Beagle also had a good night on draws, going 7-for-11, while Bo Horvat was an incredible 20-for-28. He already leads the league with 72 faceoffs taken — seven more than second-place Auston Matthews and 17 more than third-place Leon Draisaitl. And with a 62.5 percent win rate, Horvat is easily among the top 10 players who have taken more than 30 draws.
In Edmonton, we saw the Oilers made effective adjustments for their second game against the Canucks — changing Connor McDavid's matchup and making other tweaks that allowed them to exploit their advantages.
Travis Green and the Canucks still won't have last change when they meet the Flames again on Monday, but they'll have to find a way to get their scorers into more favourable situations — and to let those scorers use their knowledge of Markstrom and Tanev's habits to exploit them, rather than seeing their old teammates react so effectively to their old teammates' tendencies.
I wonder, too, if the Canucks will have their full lineup on Monday night?
Tanner Pearson was badly hobbled by friendly fire in the first period on Saturday when he took a Nate Schmidt shot off his foot.
He did return, but finished with just 14:38 of ice time — his lowest total of the season so far. And other than a couple of fun close-in shot attempts by Nils Hoglander, it seemed like that line didn't generate much at 5-on-5 in the final 40 minutes.
Also, Alex Edler managed to get himself cut by Matthew Tkachuk's skate when he went in for a hit midway through the third period that also earned him an interference penalty.
On the broadcast, the announcers said that Edler returned to the bench. But according to the stat sheets, he didn't take a shift for the rest of the game.

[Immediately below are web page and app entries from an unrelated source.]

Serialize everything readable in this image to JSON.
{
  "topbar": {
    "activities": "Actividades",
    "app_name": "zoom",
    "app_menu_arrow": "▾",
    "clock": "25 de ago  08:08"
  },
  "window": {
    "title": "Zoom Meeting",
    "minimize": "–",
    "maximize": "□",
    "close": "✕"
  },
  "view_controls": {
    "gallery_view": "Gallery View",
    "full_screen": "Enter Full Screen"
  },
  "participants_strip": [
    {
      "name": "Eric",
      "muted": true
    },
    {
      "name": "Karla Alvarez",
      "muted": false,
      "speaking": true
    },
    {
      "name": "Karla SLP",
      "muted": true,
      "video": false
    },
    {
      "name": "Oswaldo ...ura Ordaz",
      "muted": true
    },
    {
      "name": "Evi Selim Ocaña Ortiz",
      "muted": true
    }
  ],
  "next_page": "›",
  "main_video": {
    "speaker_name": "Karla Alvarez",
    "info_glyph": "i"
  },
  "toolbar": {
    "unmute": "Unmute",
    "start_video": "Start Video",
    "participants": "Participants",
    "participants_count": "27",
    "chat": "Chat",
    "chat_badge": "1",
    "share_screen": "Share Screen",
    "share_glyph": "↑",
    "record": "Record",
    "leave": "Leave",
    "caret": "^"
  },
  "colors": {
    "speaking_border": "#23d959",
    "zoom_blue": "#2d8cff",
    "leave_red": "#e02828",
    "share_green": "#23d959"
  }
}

At 35, Edler's now the graybeard on the Vancouver blue line by a long shot — he's got four years on Travis Hamonic and Tyler Myers. But through the first two games, he was still competing with Quinn Hughes for high-minute man. Hughes was averaging 23:34 over the two games in Edmonton, and Edler was right behind him at 23:05. He was at 14:44 on Saturday night, so he probably would have hit 20 minutes again if not for the cut. So — from the department of 'some things never change,' — if Edler's out for any period of time, that'll create a big hole on the Vancouver blue line.
The Canucks are practicing on Sunday afternoon, but with no Vancouver media on the road trip, I'm not sure if we'll get any roster clarity before warm-up on Monday. Game time will be 6 p.m. PT.
Ane one final note to wrap up for today — while the big club and the taxi squad have been in Alberta, the Canucks' Utica-bound players have been permitted to stay in Vancouver until this Wednesday. On the broadcast on Saturday, Sportsnet's Elliotte Friedman mentioned that the organization is working on a way to keep at least a couple of those players stashed in Canada, in case more call-ups are needed beyond the taxi squad.
In addition to he quarantine issues, roster spots are going to be tight in Utica this year, since the club is also accommodating the St. Louis Blues' prospects. I think it's a good strategy to give the team some extra insurance, if they can make it work.